Jeff Friedman

Jeff Friedman

 

 

 

The Princess and the Frog

 

Before the wedding, there were the usual preparations. The princess primped before the mirror, her eyes puffy.  The flies swarmed bloody buckets. The handmaids scrubbed the floors. The royal guard punished the stones with their heavy boots. Before the wedding, the prince vowed to represent all his people and to rule with kindness and compassion. The torturers paraded through the streets, lifting heads on pikes. The dragons unleashed fire in icy caves. Before the wedding, there was the scowl of the princess shimmying into her dress. There was the red ball rescued from the pond long before.  There was the frog who had turned into a prince, executing enemies and friends a dozen at a time. 

 

 

 

 

The First Adam

 

He woke up naked on a bed of spongy grass with no memory of the past. Bright globes dangled in air.  Dense green, flying things swooped over him. Nothing looked familiar, but words rolled off his tongue, garden, apple, fig, grape, vine—fruit—leaf, stem, branch, barkvegetable.  The serpent slid toward him. “I’m Adam,” he said. “What does Adam mean,” the young man asked. “Nothing,” the serpent answered, “It means Nothing.” “Who am I,” the young man asked, wondering if he had a name also. “You’re the serpent,” he answered. “And serpents crawl on their bellies.” Near them, a tree shone with gold fruit.  The serpent climbed the tree, winding around its trunk. He knocked down the fruit. “Taste it, it’s an apple,” he said. The young man took a bite and liked the taste and then he devoured the rest of it. The serpent knocked down three more apples and the young man devoured all of them.
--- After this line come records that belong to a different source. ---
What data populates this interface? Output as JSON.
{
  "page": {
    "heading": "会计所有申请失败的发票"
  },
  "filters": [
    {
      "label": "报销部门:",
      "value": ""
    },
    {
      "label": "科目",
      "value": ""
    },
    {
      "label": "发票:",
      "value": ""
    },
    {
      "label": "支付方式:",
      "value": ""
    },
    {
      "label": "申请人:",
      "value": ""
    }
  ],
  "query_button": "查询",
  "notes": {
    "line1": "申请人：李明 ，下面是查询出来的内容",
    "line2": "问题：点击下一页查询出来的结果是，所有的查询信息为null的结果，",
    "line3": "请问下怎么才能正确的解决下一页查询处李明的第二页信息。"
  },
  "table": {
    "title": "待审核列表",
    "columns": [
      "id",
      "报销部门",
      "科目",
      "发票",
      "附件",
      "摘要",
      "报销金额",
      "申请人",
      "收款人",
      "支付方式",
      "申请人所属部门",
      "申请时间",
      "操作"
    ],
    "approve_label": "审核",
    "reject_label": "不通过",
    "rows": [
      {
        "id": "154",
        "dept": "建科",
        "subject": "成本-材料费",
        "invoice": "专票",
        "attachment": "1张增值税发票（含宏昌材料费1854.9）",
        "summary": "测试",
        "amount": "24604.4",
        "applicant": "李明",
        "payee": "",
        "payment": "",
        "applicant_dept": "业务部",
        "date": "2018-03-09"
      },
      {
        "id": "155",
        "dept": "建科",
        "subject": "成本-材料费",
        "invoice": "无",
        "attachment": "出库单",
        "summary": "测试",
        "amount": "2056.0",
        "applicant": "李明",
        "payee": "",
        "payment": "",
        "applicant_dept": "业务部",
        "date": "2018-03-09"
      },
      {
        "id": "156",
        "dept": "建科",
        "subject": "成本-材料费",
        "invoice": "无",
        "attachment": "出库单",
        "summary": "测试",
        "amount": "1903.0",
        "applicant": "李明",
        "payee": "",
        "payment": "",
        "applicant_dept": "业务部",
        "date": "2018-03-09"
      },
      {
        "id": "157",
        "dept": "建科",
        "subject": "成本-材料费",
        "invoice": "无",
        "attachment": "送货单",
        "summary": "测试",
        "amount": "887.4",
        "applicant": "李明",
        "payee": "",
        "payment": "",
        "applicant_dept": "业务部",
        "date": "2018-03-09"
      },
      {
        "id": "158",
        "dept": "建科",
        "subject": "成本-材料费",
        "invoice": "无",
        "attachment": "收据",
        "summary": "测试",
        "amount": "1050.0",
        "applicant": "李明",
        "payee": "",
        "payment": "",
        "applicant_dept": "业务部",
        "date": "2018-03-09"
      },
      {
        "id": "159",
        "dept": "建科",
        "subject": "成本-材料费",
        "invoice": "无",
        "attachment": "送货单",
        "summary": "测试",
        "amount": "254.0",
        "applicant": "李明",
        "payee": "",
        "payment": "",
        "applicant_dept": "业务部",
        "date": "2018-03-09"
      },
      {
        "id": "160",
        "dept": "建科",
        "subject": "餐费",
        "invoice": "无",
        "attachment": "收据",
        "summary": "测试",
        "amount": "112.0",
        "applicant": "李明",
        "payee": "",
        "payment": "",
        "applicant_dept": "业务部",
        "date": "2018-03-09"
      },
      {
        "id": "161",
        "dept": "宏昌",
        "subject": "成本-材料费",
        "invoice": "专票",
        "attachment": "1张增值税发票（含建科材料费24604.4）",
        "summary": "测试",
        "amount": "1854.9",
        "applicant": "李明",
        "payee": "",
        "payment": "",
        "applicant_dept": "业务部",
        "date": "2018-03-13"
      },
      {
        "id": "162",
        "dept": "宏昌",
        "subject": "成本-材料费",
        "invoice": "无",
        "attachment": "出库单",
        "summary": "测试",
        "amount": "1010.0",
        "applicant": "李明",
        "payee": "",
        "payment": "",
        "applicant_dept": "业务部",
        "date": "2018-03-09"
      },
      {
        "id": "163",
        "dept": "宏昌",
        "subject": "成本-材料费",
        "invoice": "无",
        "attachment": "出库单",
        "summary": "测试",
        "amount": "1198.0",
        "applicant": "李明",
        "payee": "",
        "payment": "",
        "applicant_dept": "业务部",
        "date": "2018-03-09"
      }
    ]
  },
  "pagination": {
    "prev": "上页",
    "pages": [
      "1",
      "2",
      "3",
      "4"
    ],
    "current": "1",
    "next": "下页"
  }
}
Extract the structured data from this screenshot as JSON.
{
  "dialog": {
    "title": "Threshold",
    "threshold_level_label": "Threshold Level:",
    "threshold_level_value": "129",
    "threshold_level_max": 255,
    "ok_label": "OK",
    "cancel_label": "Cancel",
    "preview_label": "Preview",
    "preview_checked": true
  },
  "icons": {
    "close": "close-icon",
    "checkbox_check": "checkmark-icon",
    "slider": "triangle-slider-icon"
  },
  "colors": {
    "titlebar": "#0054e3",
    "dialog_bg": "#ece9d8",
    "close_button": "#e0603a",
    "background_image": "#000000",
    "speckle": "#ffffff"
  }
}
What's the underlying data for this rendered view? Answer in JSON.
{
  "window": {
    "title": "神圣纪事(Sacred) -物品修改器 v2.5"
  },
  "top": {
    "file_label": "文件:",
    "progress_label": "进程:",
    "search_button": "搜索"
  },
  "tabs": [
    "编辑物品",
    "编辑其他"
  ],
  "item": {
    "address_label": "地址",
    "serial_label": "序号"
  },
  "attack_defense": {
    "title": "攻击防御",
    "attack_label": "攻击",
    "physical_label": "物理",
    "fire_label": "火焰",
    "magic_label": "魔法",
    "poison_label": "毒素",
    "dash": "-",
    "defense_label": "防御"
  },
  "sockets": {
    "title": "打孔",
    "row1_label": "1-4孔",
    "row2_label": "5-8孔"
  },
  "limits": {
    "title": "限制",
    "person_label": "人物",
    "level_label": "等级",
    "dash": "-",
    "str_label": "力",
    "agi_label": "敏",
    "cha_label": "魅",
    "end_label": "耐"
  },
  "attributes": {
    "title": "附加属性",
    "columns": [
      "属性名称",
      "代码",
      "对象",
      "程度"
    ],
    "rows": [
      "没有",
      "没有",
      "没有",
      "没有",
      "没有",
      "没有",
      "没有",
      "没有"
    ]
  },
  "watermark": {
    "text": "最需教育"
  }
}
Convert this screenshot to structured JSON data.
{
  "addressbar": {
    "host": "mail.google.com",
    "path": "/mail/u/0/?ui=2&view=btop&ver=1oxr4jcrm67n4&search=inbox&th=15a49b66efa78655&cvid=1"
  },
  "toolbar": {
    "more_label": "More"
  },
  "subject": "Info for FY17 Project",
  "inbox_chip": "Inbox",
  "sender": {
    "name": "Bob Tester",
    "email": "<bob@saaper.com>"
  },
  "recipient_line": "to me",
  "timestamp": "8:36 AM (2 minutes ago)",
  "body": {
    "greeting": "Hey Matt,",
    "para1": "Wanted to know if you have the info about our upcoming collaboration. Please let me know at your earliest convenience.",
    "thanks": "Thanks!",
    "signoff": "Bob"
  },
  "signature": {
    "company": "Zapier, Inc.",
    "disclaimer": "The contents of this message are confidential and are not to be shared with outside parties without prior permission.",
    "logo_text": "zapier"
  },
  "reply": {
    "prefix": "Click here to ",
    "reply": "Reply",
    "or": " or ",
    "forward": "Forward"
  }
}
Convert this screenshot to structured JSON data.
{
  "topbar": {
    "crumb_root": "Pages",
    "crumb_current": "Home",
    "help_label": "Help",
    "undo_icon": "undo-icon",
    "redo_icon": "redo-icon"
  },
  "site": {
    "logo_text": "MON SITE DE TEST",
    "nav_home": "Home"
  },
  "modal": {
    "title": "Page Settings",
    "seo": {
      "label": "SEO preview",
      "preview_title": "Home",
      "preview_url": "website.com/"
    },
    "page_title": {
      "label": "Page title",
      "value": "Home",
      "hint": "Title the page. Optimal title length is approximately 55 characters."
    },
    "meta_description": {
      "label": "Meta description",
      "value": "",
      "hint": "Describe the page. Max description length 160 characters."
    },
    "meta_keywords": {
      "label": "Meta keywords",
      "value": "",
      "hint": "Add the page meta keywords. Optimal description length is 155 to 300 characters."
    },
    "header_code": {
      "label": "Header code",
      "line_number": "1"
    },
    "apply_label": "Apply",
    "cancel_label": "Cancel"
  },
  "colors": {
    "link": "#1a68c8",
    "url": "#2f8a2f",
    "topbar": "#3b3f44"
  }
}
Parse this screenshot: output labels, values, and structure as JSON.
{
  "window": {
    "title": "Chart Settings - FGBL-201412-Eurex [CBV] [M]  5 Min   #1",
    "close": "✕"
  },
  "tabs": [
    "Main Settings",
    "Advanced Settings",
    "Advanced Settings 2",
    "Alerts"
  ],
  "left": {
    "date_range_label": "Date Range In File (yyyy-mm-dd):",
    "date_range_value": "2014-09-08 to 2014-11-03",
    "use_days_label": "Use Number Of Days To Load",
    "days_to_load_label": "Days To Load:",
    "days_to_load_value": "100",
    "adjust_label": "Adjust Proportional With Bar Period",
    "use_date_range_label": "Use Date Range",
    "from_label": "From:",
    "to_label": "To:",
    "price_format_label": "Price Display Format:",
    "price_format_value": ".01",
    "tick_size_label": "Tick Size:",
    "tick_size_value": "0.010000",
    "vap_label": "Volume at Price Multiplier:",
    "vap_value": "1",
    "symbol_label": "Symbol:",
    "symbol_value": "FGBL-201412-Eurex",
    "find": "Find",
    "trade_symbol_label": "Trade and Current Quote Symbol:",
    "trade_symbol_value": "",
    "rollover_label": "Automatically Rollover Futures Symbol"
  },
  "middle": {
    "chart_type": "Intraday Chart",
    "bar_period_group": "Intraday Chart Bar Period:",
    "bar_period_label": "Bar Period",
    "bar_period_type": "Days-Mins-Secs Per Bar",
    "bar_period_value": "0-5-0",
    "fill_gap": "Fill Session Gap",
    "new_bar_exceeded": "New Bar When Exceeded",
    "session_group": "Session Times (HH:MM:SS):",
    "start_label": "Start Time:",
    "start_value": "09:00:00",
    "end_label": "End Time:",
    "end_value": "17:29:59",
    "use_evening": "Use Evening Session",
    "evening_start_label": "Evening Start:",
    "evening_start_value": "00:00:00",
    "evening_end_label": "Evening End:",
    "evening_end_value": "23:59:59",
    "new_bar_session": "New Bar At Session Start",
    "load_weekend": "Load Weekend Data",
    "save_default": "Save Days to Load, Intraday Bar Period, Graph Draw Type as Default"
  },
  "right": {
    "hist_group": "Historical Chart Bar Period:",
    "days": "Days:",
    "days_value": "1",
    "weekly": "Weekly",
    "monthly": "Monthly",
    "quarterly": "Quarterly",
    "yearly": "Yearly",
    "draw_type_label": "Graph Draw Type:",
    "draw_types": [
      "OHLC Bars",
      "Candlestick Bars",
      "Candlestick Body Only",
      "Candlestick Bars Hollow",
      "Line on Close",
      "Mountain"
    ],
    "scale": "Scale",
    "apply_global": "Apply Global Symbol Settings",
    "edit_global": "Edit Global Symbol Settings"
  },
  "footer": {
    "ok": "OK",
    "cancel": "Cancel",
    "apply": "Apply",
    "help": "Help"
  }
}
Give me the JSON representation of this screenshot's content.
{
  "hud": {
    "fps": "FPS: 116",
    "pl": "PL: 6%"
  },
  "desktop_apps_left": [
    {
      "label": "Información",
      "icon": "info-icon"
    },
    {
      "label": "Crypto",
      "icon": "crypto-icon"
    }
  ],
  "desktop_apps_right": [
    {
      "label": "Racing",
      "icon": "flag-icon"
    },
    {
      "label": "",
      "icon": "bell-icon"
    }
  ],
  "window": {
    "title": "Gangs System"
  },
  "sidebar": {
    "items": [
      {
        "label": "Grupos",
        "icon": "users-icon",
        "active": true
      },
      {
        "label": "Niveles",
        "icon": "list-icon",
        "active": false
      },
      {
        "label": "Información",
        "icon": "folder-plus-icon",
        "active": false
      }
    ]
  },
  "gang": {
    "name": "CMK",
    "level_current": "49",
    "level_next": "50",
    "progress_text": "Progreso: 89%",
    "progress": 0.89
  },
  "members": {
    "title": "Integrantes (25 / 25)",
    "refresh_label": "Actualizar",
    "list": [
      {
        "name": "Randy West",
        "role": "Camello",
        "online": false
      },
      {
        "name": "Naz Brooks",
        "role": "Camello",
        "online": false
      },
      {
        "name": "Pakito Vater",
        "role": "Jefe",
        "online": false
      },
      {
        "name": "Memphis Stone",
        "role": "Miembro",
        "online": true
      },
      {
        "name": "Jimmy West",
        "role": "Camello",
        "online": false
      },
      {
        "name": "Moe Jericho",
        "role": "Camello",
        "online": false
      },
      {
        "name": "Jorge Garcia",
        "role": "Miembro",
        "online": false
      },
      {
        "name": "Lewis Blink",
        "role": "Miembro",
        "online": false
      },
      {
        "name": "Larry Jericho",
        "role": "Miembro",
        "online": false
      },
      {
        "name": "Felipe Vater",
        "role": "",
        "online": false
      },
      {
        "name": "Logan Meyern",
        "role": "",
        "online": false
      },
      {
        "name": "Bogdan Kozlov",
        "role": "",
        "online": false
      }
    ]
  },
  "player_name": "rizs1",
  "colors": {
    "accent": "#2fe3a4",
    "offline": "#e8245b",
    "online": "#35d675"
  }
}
After, he felt a sharp pain in his belly and the words “snake” and “serpent” came from his mouth. Then he hissed.

 

 

 

 

Mini Skirt

 

Black and silky, the mini skirt fell perfectly on Rachel’s lean thighs. She had found it in a shop on Main Street. “It’s so cute,” she said as though describing a pet kitty.  “I had to stop and buy it.”  She sashayed in front of us tirelessly even though we warned her that the mini skirt might turn on her. And then it happened: the mini skirt opened its mouth, showing its fangs.  We tried to help her, but it was too late. Like a snake, it swallowed her whole and then digested her slowly, breaking down her bones. When it was all over, the mini skirt lay on the ground peaceful and content. Danielle leaned down to pick it up, but it grabbed her by the arm and pulled her into its maw. In tears, Wasabi lit matches and tossed them at the skirt, but the skirt was flame retardant, and the matches went out. Then Jess emptied her canister of mace on the mini skirt, but it didn’t cry out, blinded, tears burning its face; instead, wrinkled and stained, it strutted past us down Main Street, looking for a new owner or the right top.